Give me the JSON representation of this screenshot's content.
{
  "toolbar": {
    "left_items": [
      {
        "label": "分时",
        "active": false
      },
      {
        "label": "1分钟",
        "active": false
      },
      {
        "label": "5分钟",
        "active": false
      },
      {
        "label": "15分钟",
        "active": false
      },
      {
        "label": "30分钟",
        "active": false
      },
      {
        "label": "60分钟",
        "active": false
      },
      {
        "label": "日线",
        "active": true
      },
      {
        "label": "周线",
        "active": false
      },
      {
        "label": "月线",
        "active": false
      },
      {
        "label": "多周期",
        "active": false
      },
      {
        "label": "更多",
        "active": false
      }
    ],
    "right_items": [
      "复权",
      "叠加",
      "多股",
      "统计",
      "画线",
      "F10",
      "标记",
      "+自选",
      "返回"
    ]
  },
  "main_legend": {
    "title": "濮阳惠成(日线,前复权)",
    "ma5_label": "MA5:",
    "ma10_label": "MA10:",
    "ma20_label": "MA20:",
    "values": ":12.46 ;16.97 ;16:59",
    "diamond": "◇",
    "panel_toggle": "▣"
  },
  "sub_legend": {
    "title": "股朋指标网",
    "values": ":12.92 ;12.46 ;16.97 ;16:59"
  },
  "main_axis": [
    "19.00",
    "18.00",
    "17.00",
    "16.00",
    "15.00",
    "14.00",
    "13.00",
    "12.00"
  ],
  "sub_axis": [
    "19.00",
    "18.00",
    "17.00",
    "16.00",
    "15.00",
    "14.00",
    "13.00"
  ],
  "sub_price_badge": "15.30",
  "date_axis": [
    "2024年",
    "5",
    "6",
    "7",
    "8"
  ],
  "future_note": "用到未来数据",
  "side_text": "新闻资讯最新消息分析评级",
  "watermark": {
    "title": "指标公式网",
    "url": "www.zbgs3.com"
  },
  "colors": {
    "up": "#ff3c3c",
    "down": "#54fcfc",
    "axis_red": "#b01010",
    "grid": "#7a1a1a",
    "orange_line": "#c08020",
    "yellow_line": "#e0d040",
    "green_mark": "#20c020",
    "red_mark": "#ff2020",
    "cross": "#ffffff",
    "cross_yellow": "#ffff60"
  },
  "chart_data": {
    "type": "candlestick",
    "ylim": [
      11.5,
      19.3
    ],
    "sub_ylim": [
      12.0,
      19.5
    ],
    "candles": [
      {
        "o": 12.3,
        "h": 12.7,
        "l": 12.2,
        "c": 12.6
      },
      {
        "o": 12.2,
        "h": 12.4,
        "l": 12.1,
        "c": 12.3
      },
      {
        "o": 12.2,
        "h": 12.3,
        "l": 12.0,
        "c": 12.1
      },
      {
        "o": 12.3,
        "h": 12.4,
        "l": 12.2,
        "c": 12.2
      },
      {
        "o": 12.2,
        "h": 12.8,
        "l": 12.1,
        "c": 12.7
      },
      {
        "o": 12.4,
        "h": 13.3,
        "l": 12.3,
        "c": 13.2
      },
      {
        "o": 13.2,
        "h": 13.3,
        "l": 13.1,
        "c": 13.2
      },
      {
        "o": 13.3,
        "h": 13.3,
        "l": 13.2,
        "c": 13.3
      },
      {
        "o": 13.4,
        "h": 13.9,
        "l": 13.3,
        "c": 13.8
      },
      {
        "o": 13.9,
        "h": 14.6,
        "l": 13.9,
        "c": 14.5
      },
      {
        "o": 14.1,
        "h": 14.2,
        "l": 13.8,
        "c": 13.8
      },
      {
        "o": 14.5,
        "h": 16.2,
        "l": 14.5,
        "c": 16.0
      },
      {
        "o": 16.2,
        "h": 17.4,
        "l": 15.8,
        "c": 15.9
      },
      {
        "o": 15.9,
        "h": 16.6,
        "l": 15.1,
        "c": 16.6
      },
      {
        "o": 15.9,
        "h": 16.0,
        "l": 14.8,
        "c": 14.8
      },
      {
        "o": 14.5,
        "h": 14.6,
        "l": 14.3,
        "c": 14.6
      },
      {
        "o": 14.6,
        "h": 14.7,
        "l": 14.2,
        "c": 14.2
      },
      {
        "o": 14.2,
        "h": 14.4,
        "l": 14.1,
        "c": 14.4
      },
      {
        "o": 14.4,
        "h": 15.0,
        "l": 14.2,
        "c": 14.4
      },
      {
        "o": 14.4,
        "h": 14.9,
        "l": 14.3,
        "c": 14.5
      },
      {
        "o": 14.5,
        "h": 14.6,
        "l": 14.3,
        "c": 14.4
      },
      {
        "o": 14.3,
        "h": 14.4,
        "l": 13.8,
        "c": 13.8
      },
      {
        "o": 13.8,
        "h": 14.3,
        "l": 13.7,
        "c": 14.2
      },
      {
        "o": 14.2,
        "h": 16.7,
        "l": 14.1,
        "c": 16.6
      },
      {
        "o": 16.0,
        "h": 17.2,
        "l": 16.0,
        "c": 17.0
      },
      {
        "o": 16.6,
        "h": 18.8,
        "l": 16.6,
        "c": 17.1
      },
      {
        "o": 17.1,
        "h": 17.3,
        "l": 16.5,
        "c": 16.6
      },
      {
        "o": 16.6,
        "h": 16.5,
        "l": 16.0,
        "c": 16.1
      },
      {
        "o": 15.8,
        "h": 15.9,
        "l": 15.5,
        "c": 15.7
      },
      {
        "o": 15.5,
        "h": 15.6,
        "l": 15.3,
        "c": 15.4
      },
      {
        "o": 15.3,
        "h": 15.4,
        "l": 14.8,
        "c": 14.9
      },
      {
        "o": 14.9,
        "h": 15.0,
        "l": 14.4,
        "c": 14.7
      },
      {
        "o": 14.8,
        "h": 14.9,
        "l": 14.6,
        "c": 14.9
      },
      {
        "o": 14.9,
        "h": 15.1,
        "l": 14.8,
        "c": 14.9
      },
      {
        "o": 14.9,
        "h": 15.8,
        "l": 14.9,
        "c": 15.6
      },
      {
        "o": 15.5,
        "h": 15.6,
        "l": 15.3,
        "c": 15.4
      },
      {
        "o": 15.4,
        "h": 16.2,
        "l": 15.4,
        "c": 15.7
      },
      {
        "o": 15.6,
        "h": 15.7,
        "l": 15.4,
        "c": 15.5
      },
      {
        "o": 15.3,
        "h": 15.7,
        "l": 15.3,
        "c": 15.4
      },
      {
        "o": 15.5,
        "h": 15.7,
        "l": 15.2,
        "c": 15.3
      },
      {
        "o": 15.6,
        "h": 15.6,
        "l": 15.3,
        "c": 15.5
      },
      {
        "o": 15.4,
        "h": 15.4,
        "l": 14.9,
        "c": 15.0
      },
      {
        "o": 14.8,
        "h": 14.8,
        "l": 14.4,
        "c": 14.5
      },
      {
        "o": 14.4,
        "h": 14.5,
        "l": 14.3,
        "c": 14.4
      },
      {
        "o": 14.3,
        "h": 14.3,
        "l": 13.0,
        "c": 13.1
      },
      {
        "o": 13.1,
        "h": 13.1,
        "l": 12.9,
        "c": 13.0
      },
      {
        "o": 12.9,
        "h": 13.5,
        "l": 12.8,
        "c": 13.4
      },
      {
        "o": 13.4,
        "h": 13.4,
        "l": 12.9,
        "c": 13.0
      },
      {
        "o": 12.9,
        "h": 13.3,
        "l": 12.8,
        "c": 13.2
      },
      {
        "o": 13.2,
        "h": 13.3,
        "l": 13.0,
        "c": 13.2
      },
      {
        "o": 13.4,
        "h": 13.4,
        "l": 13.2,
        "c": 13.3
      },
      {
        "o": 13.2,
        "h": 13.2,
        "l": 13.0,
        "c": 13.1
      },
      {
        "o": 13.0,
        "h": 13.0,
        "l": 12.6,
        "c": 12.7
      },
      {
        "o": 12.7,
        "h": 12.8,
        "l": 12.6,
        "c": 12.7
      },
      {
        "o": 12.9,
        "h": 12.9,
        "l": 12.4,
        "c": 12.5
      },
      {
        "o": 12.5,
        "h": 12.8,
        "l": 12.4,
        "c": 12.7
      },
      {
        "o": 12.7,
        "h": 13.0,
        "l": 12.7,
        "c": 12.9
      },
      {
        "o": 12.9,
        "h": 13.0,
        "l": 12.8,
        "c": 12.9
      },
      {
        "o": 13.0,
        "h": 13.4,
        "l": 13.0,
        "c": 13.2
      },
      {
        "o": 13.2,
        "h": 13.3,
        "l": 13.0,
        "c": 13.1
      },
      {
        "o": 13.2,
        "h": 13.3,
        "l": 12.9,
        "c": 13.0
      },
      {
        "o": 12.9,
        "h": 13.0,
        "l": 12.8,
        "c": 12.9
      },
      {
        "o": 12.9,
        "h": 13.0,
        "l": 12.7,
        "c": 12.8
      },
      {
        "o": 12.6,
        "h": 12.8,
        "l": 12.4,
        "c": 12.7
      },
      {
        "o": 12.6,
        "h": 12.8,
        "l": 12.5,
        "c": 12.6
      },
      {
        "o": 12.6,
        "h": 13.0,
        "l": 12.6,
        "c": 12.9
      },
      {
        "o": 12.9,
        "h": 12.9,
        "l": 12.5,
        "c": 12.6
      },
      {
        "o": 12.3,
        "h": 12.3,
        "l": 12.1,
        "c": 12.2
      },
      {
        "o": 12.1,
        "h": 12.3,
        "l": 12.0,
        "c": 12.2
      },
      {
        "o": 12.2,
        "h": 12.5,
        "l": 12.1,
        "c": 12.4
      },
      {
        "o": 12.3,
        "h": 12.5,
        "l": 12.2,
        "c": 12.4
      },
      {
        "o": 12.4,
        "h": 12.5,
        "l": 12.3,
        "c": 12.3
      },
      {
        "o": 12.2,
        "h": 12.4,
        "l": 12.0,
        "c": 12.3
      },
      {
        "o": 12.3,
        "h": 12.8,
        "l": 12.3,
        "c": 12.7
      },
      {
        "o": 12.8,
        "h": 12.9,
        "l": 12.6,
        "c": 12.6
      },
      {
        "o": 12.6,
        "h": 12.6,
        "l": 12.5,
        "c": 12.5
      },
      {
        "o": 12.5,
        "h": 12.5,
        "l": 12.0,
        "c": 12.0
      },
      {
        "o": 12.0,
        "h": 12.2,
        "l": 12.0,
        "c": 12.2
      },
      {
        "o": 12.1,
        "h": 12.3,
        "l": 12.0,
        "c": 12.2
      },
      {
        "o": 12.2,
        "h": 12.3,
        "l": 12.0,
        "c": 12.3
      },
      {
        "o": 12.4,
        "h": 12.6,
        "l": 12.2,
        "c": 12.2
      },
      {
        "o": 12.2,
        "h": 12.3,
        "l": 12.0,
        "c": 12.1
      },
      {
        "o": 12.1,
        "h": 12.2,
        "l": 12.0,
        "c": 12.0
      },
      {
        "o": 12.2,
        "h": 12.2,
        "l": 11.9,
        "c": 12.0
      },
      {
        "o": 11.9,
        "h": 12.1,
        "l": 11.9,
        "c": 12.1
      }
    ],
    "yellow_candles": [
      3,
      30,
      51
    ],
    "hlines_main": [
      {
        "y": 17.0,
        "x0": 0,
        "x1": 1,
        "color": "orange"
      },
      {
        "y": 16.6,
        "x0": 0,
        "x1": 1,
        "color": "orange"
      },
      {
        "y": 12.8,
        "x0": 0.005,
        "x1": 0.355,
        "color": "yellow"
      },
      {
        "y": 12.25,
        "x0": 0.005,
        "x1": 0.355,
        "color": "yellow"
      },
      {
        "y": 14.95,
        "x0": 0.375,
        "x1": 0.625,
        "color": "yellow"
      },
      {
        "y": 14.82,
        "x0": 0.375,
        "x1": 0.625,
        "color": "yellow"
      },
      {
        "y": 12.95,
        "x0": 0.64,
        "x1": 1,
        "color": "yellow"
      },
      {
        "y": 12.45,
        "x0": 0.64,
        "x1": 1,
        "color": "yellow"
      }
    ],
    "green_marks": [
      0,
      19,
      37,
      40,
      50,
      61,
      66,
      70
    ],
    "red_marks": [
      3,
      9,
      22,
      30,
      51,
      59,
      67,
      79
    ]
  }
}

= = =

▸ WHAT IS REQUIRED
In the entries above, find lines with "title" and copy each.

▸ EXERCISE RESPONSE
    "title": "濮阳惠成(日线,前复权)",
    "title": "股朋指标网",
    "title": "指标公式网",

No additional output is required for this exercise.